Thursday, Representative Derek Kilmer (WA-06) and Elise Stefanik (NY-21) reintroduced the Broadband for All Act, bipartisan legislation to create refundable tax credits for businesses and groups of people who team up to build the infrastructure that connects them to the country’s existing rural broadband service.
“Too many rural communities are being left behind in our economy because America’s internet infrastructure doesn’t reach them,” Rep. Kilmer said. “Connecting communities to high-speed internet will create more economic opportunities for more people in more places. It will lead to new jobs and businesses, empower students by placing new information at their fingertips, and help rural communities get in on the economic growth we’re seeing that’s been largely concentrated in America’s cities.”
The Federal Communications Commission (FCC) classifies broadband internet as an internet connection with a download speed of at least 25 megabits per second. For perspective, that is also the minimum speed recommendation for Ultra HD quality streaming on Netflix.
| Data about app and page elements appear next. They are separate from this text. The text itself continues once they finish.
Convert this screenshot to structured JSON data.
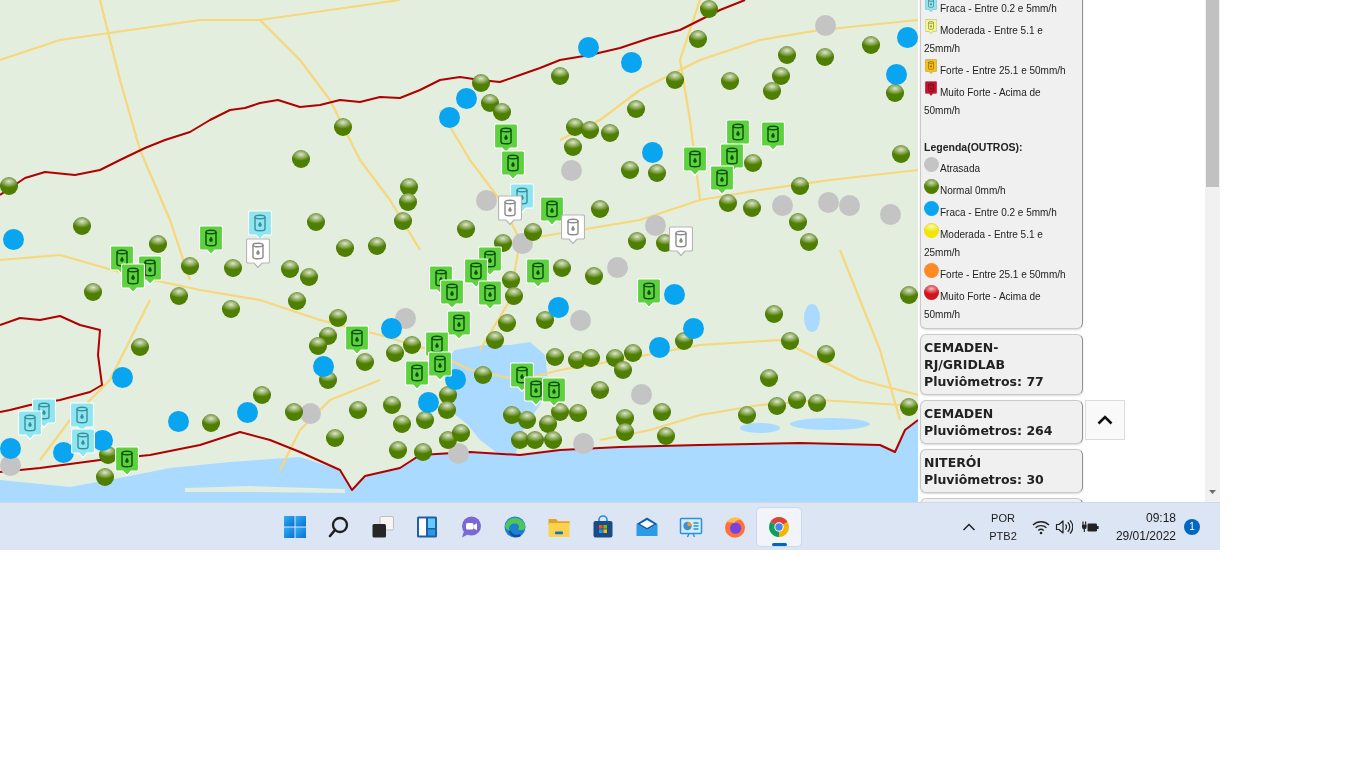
{
  "legend_rain_gauge": {
    "items": [
      {
        "label": "Fraca - Entre 0.2 e 5mm/h",
        "color": "#8ee6f0"
      },
      {
        "label": "Moderada - Entre 5.1 e 25mm/h",
        "color": "#f4f78c"
      },
      {
        "label": "Forte - Entre 25.1 e 50mm/h",
        "color": "#f5c21b"
      },
      {
        "label": "Muito Forte - Acima de 50mm/h",
        "color": "#c8102e"
      }
    ]
  },
  "legend_others": {
    "title": "Legenda(OUTROS):",
    "items": [
      {
        "label": "Atrasada",
        "color": "#c4c4c4",
        "kind": "flat"
      },
      {
        "label": "Normal 0mm/h",
        "color": "#4f7f00",
        "kind": "glossy"
      },
      {
        "label": "Fraca - Entre 0.2 e 5mm/h",
        "color": "#0aa5f0",
        "kind": "flat"
      },
      {
        "label": "Moderada - Entre 5.1 e 25mm/h",
        "color": "#f0e600",
        "kind": "glossy"
      },
      {
        "label": "Forte - Entre 25.1 e 50mm/h",
        "color": "#ff8a24",
        "kind": "flat"
      },
      {
        "label": "Muito Forte - Acima de 50mm/h",
        "color": "#d0141c",
        "kind": "glossy"
      }
    ]
  },
  "sources": [
    {
      "name": "CEMADEN-RJ/GRIDLAB",
      "count": "Pluviômetros: 77"
    },
    {
      "name": "CEMADEN",
      "count": "Pluviômetros: 264"
    },
    {
      "name": "NITERÓI",
      "count": "Pluviômetros: 30"
    }
  ],
  "taskbar": {
    "apps": [
      {
        "selected": false
      },
      {
        "selected": false
      },
      {
        "selected": false
      },
      {
        "selected": false
      },
      {
        "selected": false
      },
      {
        "selected": false
      },
      {
        "selected": false
      },
      {
        "selected": false
      },
      {
        "selected": false
      },
      {
        "selected": false
      },
      {
        "selected": false
      },
      {
        "selected": true
      }
    ],
    "tray": {
      "language": "POR",
      "layout": "PTB2",
      "time": "09:18",
      "date": "29/01/2022",
      "notifications": "1"
    }
  }
}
According to the FCC, fewer than two thirds of Americans living in rural areas have access to broadband, while 97 percent of Americans in cities have access to at least the slowest version of broadband internet. According to the Speedtest Global Index, the average fixed broadband download speed is almost five times faster than 25 megabits per second.
The Broadband for All Act would create a new tax credit of up to 75 percent for groups of two or more homeowners or businesses to help cover the cost of building the infrastructure needed to get them online. The tax refund applies to any available technology, so each group can choose the best option that bridges the “last-mile” gap between their homes and businesses and the existing broadband service network.
Leveling the Playing Field
The data shows that Americans in rural areas do not have the same level of access to broadband as those living in more urban areas and cities. According to the FCC, approximately 39 percent of people living in rural areas lack access to high-speed broadband. According to data gathered by Microsoft, only 38 percent of the population in Clallam County, Washington uses a broadband connection. In neighboring Jefferson County, that figure stands at 36 percent. By comparison, almost 79 percent of King County residents use a broadband connection. These disparities reflect the difficulties – often directly related to high costs and lack of access – faced by rural communities in obtaining access to broadband.